• DATA FOR PROCESSING:

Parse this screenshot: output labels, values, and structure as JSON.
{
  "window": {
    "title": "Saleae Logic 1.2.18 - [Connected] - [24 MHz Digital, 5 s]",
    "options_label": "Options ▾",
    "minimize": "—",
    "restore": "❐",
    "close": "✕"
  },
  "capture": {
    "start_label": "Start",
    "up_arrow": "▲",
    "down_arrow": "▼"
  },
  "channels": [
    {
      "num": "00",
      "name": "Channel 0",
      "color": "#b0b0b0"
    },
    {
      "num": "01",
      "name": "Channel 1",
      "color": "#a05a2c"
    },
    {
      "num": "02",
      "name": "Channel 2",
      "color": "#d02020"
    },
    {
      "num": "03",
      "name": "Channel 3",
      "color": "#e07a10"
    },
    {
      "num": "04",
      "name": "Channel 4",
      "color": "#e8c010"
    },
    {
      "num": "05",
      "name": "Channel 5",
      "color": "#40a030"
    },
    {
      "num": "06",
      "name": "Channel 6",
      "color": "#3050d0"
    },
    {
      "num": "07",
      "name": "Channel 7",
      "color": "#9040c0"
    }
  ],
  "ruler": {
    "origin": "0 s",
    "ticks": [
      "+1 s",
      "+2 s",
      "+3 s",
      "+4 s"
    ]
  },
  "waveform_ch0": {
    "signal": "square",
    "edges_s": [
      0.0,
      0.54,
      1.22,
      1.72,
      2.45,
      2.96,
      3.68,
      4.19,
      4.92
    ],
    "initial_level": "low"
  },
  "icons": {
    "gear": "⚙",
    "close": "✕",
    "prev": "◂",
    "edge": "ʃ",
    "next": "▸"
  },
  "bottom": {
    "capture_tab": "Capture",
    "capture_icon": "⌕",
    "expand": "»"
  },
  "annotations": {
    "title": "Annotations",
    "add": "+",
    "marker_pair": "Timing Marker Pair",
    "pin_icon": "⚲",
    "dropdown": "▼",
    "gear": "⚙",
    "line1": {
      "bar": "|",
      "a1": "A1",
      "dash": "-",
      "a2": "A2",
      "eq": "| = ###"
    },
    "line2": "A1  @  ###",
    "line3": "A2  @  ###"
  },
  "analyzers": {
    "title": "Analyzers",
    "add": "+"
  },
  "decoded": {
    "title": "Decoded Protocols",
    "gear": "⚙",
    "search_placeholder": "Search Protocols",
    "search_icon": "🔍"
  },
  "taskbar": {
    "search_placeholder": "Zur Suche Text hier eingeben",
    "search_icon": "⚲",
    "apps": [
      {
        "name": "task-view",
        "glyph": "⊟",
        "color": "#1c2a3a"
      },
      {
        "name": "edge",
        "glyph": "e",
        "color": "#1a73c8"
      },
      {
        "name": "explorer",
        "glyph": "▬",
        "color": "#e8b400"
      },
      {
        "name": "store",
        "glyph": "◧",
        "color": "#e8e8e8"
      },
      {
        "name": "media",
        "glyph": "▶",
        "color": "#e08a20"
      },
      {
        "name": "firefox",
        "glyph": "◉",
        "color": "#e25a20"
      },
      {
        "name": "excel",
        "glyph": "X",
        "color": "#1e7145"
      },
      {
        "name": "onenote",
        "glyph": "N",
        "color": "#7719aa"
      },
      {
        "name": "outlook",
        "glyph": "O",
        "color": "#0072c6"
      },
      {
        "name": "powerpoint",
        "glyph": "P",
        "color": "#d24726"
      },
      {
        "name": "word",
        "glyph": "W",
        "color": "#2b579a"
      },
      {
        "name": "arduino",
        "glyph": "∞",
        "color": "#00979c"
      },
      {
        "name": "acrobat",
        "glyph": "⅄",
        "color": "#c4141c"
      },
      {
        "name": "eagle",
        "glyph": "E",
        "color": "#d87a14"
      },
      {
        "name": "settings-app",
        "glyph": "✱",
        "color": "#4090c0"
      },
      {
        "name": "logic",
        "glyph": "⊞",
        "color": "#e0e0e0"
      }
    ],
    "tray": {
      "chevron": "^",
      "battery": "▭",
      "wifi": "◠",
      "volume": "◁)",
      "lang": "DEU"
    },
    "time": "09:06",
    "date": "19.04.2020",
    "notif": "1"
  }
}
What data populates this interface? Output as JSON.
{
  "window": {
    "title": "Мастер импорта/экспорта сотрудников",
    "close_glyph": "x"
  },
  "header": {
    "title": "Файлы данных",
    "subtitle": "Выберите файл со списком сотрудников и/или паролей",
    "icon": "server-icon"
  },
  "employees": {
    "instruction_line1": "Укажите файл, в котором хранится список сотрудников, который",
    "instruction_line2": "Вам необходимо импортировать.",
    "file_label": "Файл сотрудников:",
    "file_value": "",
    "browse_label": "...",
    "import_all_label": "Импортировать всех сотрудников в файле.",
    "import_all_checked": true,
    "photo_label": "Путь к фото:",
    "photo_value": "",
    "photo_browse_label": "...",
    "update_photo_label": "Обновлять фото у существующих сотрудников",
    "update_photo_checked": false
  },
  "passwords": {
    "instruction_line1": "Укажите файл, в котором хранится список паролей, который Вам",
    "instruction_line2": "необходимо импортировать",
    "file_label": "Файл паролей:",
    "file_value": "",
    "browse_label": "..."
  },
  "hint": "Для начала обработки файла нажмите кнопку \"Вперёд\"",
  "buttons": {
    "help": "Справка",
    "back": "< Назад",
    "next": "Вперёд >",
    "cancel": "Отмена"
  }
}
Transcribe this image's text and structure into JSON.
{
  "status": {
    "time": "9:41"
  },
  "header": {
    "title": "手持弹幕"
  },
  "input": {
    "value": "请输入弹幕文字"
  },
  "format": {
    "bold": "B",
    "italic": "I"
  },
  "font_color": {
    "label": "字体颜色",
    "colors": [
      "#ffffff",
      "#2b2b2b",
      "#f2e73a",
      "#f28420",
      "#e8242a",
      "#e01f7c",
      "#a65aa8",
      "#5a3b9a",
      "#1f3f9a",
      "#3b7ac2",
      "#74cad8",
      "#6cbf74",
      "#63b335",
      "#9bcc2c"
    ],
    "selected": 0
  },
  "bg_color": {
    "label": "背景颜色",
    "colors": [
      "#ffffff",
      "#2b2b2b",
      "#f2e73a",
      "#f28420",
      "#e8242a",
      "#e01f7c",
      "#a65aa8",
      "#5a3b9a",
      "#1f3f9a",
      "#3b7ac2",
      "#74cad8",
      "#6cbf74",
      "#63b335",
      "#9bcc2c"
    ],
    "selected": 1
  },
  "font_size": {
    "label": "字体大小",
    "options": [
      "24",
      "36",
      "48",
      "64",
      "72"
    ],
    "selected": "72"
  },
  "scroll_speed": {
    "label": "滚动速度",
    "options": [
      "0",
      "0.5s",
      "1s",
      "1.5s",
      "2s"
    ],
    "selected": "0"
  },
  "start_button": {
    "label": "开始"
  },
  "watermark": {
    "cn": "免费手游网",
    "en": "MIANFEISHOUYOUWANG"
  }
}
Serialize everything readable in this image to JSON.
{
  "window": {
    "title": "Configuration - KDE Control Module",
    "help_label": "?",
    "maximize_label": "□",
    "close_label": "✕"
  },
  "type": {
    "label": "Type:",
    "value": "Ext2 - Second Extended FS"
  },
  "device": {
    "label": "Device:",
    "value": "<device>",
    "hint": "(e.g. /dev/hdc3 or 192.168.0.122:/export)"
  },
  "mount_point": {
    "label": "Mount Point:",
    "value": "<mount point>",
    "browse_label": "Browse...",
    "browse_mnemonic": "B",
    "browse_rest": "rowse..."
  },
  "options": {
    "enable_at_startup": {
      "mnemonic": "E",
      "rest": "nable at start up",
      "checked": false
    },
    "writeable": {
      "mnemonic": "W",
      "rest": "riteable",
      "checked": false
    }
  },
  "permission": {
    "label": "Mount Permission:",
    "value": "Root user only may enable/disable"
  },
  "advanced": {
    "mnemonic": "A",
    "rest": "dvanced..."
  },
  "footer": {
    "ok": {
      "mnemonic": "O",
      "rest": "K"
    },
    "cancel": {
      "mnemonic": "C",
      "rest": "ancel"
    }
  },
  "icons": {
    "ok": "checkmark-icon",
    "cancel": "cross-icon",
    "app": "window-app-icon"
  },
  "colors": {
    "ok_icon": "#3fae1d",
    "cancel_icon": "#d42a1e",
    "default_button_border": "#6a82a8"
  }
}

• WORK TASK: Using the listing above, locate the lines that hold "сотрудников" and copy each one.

• THE COMPLETED TASK:
    "title": "Мастер импорта/экспорта сотрудников",
    "subtitle": "Выберите файл со списком сотрудников и/или паролей",
    "instruction_line1": "Укажите файл, в котором хранится список сотрудников, который",
    "file_label": "Файл сотрудников:",
    "import_all_label": "Импортировать всех сотрудников в файле.",
    "update_photo_label": "Обновлять фото у существующих сотрудников",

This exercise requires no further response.